**Exercise instructions**.
Determine how many lines of the entries contain "icon". Reply with that number alone.

**Records for the exercise**.
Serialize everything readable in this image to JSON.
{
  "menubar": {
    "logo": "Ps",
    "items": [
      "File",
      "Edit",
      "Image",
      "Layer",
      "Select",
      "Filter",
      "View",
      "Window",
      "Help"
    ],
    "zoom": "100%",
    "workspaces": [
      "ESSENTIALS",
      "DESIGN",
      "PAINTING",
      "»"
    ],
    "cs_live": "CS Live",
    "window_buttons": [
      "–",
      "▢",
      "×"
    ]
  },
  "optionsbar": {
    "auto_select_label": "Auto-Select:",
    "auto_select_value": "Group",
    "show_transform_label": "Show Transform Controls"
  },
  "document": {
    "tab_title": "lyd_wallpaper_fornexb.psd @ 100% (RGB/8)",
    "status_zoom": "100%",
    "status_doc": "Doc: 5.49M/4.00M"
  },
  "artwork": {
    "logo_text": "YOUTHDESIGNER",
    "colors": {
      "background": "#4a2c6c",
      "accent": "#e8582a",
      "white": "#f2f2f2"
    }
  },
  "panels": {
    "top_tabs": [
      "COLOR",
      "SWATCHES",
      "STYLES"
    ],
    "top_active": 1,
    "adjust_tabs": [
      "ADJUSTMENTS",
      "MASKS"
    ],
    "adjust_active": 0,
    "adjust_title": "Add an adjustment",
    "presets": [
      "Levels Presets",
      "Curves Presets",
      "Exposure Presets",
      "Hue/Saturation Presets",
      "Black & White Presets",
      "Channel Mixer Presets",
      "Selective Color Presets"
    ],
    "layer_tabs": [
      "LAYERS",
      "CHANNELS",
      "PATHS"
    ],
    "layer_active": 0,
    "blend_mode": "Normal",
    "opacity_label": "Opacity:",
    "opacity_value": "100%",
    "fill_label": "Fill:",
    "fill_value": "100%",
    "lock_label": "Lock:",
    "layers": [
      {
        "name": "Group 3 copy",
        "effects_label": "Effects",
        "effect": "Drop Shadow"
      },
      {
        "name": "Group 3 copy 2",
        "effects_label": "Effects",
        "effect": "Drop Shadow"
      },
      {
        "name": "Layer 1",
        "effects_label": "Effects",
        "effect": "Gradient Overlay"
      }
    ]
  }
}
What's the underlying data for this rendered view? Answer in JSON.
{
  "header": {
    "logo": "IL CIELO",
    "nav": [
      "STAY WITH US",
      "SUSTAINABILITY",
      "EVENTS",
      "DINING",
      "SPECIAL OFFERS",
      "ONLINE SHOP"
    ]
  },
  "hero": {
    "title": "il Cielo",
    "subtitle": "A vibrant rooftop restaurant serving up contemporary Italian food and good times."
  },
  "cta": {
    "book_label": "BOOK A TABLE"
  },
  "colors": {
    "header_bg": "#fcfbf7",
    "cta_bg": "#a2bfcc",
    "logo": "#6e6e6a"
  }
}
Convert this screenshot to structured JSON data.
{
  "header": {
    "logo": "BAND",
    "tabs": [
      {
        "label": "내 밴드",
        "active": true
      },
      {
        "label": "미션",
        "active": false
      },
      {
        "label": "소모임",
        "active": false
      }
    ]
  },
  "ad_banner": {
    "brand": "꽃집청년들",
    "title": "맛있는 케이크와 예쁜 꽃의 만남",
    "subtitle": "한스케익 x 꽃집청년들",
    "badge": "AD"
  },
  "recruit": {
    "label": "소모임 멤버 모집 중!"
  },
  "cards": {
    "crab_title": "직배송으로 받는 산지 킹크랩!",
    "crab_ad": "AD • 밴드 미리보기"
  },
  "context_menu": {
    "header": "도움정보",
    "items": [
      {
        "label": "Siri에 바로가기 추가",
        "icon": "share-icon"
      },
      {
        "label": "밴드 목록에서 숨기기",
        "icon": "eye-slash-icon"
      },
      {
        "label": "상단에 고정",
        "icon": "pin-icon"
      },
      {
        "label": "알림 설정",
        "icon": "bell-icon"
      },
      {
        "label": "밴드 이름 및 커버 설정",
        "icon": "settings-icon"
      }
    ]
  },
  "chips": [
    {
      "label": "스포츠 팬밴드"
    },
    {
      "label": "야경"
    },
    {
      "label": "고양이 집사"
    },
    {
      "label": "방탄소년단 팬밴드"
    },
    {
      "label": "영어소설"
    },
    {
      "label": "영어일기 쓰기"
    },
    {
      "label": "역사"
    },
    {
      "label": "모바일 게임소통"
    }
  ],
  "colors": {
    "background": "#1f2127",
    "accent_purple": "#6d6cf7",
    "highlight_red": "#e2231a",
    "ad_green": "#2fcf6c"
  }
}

**Result for this exercise**.
5